- Problem to work on
Take every line from the material that has the word "true" in it.

- Data records
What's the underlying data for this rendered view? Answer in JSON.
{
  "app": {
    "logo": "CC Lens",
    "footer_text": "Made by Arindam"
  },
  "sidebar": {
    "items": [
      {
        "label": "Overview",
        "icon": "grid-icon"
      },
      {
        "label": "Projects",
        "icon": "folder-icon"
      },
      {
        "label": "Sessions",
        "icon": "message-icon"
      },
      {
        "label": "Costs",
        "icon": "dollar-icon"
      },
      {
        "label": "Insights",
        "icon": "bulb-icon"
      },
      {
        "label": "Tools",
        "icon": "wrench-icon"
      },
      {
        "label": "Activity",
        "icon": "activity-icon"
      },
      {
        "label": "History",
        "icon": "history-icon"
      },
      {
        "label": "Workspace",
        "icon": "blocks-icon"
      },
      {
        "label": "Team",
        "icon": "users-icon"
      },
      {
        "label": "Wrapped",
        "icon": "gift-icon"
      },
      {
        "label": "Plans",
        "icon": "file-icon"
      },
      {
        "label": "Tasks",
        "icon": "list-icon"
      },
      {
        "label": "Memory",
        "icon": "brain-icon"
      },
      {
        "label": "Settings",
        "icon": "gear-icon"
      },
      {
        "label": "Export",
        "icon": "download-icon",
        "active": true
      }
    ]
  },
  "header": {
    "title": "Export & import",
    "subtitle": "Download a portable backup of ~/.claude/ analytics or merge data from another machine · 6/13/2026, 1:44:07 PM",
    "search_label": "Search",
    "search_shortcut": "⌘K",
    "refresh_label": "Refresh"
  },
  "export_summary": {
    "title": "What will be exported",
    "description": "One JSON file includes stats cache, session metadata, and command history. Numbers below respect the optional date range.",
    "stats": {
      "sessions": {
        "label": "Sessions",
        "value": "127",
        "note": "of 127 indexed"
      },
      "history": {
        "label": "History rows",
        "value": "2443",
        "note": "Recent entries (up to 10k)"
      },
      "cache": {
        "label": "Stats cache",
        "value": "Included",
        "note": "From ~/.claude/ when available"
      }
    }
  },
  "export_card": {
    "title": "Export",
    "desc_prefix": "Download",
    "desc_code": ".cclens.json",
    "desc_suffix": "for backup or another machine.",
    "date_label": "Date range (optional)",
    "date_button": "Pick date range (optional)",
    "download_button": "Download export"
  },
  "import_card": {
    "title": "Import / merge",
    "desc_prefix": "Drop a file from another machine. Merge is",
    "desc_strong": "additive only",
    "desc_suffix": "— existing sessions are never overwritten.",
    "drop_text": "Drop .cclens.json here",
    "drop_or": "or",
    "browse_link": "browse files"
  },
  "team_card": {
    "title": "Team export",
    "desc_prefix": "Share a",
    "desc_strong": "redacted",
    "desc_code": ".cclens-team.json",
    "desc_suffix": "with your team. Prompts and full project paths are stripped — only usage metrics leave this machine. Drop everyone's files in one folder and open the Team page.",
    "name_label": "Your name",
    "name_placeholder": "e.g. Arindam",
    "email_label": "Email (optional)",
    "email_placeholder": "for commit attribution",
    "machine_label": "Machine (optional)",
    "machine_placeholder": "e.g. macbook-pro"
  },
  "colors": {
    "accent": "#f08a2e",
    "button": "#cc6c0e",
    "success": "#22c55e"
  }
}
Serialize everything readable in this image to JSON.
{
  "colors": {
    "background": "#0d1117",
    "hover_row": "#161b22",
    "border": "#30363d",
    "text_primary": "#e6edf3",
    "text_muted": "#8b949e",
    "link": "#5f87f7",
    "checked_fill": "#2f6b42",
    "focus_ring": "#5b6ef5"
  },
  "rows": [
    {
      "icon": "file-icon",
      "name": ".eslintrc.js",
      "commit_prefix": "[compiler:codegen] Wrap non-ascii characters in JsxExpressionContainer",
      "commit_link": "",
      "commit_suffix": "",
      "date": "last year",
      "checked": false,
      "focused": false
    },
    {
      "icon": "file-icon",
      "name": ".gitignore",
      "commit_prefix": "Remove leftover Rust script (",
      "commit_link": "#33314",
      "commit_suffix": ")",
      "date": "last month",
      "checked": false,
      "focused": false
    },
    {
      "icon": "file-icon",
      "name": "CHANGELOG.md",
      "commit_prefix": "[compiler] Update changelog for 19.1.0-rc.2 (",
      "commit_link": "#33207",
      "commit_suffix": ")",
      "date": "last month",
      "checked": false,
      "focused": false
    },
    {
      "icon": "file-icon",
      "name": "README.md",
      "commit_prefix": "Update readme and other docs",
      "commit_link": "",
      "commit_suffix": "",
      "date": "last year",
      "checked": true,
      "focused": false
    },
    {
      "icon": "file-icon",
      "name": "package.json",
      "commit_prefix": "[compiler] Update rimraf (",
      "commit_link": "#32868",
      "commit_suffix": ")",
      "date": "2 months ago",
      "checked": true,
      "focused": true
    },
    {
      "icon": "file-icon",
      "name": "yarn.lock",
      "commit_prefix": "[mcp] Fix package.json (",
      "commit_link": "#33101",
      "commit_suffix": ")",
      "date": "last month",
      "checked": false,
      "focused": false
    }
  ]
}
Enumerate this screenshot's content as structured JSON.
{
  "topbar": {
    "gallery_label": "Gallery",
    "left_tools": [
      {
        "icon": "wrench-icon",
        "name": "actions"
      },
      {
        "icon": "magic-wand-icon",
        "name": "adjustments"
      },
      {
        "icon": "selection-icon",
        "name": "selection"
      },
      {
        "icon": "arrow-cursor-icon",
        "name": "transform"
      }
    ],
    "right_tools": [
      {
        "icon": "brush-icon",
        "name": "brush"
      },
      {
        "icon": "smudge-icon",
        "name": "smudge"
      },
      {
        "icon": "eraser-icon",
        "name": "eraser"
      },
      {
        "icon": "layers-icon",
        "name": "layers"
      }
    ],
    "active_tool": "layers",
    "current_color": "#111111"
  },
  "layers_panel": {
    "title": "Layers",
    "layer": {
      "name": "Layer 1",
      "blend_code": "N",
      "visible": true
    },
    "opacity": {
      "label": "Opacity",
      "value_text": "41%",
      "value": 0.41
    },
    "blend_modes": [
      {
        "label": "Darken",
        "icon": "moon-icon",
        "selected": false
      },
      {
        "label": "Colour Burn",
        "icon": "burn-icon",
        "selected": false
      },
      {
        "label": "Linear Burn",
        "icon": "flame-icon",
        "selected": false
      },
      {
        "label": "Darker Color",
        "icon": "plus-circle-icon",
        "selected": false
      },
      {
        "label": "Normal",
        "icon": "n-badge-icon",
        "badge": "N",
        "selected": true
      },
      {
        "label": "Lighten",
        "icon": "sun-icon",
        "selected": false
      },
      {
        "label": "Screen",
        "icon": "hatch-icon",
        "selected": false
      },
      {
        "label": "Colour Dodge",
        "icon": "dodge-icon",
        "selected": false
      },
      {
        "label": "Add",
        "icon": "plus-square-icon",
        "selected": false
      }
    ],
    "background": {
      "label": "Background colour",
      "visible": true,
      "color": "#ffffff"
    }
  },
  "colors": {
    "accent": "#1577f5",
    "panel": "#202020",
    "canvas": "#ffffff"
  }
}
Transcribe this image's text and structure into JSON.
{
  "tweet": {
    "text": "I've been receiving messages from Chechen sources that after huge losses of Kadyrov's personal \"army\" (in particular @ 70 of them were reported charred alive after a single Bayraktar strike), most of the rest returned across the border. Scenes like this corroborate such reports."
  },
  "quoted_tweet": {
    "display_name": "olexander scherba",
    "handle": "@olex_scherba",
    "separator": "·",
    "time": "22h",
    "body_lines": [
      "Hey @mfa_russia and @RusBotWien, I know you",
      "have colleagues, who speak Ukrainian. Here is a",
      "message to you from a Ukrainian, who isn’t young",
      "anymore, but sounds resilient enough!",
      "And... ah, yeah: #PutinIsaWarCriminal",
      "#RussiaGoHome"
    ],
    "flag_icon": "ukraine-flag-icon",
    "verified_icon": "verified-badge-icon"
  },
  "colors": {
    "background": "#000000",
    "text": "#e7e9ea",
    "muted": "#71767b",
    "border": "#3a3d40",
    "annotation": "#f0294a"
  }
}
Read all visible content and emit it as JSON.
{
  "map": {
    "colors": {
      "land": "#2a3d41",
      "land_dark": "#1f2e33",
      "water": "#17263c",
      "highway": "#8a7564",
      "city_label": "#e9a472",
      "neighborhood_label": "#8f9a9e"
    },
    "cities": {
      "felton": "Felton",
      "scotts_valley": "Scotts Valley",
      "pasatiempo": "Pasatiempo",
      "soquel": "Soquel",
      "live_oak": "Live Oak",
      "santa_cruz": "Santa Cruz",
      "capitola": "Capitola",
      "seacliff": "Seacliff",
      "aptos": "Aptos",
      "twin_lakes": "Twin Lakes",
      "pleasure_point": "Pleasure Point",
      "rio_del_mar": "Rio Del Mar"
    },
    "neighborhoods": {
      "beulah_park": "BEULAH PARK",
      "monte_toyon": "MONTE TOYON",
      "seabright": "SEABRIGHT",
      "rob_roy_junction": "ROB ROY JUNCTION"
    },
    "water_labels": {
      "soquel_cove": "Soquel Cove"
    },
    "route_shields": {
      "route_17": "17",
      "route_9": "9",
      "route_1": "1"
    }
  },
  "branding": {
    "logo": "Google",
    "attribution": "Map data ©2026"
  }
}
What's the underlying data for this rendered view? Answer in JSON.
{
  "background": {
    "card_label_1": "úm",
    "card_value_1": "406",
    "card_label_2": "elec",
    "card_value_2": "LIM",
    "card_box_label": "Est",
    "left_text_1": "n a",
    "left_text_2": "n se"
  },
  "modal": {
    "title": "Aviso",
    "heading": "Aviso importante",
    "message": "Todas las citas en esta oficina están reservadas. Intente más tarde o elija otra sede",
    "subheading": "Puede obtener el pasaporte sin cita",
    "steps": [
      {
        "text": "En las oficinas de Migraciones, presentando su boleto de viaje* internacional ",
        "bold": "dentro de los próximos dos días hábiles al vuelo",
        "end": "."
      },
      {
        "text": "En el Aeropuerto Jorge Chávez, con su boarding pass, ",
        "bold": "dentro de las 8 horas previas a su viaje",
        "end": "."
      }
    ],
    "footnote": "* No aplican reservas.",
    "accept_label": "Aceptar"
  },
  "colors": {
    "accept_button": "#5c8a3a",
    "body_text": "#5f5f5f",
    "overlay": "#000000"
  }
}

- Response below
        "active": true
      "checked": true,
      "checked": true,
      "focused": true
      "visible": true
        "selected": true
      "visible": true,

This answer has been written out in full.